ABOUT THIS TASK - Looking at the records below, say how many lines contain "Micro". Nothing else belongs in the answer.

RECORDS TO PROCESS -
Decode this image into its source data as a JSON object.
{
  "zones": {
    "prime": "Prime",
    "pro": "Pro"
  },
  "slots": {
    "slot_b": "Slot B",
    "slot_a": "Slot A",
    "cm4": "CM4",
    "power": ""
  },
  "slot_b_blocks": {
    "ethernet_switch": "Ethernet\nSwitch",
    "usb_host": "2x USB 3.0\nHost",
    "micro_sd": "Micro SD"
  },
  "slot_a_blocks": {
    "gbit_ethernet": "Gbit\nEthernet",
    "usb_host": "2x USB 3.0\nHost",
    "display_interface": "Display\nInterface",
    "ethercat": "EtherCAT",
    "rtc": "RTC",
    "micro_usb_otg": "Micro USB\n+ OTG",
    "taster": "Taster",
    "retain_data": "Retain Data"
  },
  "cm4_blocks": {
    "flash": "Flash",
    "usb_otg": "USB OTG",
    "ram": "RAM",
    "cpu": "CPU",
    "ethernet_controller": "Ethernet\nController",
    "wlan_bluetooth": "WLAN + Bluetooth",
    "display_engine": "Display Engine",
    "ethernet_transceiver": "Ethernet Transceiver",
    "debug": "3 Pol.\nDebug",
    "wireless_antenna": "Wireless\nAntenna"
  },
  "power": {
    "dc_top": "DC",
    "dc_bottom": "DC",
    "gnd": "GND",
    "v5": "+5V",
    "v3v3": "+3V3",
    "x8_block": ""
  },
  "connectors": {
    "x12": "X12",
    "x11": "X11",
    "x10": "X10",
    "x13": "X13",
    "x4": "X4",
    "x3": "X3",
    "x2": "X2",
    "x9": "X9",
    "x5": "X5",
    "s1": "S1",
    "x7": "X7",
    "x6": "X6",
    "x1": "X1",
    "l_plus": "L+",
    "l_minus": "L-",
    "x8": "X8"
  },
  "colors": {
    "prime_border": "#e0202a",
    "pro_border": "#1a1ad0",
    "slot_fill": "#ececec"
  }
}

EXERCISE OUTPUT - 2